ASP - Identifier Handcuffs Pink
ASP’s exclusive Ultra Cuffs represent the most significant advances in restraint design in more than a century. These handcuffs were designed, tested, revised, re-tested and perfected in the field, with input from officers and tactical instructors around the world. The result is a restraint system with materials, construction and a feature set that simply can’t be found in any other handcuffs:
- Forged aluminum frame: Forged from 7075 T6 ordnance-grade aluminum, Ultra Cuff frames are rigid and incredibly strong, yet lightweight.
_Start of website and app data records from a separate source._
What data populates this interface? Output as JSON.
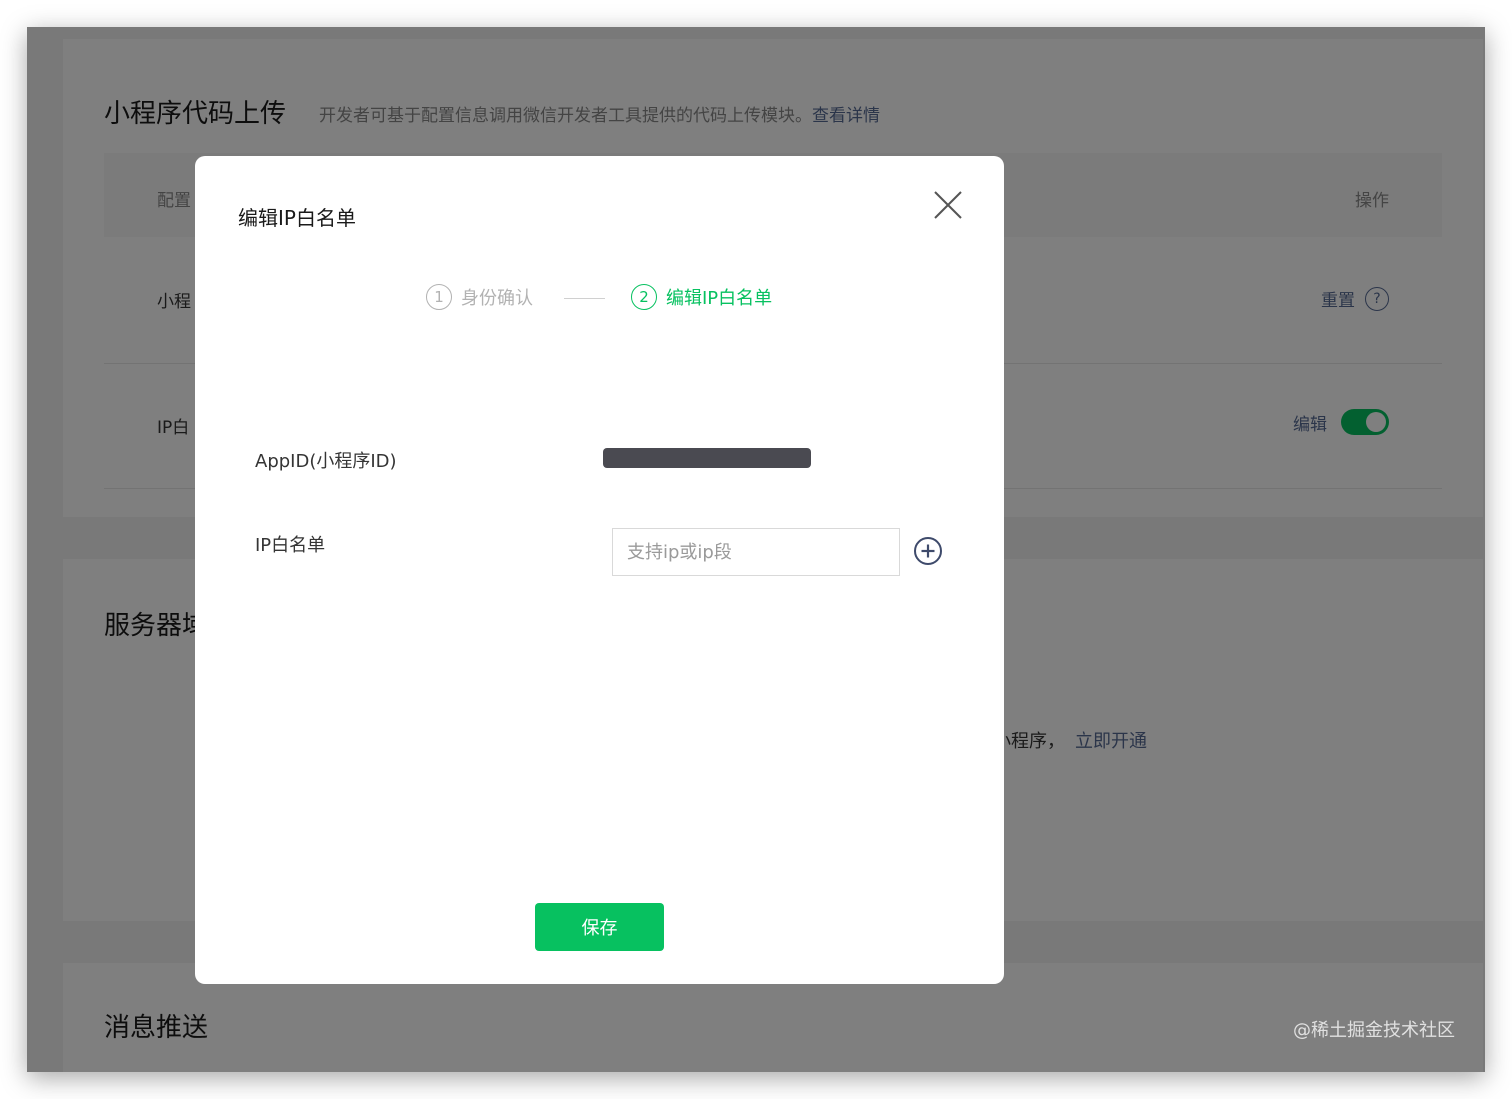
{
  "background": {
    "section_code_upload": {
      "title": "小程序代码上传",
      "desc": "开发者可基于配置信息调用微信开发者工具提供的代码上传模块。",
      "desc_link": "查看详情",
      "table_header": {
        "col_config": "配置",
        "col_action": "操作"
      },
      "rows": [
        {
          "label": "小程",
          "action": "重置",
          "help": "?"
        },
        {
          "label": "IP白",
          "action": "编辑",
          "toggle_on": true
        }
      ]
    },
    "section_server": {
      "title": "服务器域",
      "text": "小程序，",
      "link": "立即开通"
    },
    "section_message": {
      "title": "消息推送"
    }
  },
  "modal": {
    "title": "编辑IP白名单",
    "steps": [
      {
        "num": "1",
        "label": "身份确认",
        "state": "done"
      },
      {
        "num": "2",
        "label": "编辑IP白名单",
        "state": "active"
      }
    ],
    "appid_label": "AppID(小程序ID)",
    "ip_label": "IP白名单",
    "ip_placeholder": "支持ip或ip段",
    "save_label": "保存"
  },
  "watermark": "@稀土掘金技术社区",
  "colors": {
    "accent": "#07c160",
    "link": "#576b95"
  }
}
Forging—as opposed to the stamped steel parts found in other restraints—also eliminates rough or sharp edges; the smooth, rounded Ultra Cuff frame is more ergonomic, and safer for both officer and subject.
- Conical, flat contact bow: The geometry of the bow fits a wider range of wrists, and a flat contact area improves application speed and accuracy. Bows are also highly radiused, to prevent injury. Identifier Ultra Cuffs feature steel bows; non-Identifier models are available with either steel or aluminum bows.
- Dual-sided, single-turn keyways: Ultra Cuffs feature keyways and double lock slots on both sides of each frame, and both the primary lock and double lock are released by turning the key in a single direction. Double lock slots feature colored indicators that provide instant recognition of lock status. All of these features add up to making cuff application, adjustment, double-locking and removal faster and easier.
- Replaceable Lock Sets: The lock assemblies are unitized and replaceable. This allows them to be field-serviced when needed, and provides the unique option to change Lock Sets to suit different agency preferences, or to switch to a high-security configuration.* The construction of the Lock Sets, and their placement within the forged frame, also makes them highly-resistant to shimming.
- Colored Identifier bands: These permanent structural components provide instant visual recognition, to help differentiate property between agencies or officers. Some officers use color-coding to aid in subject identification in notes and reports.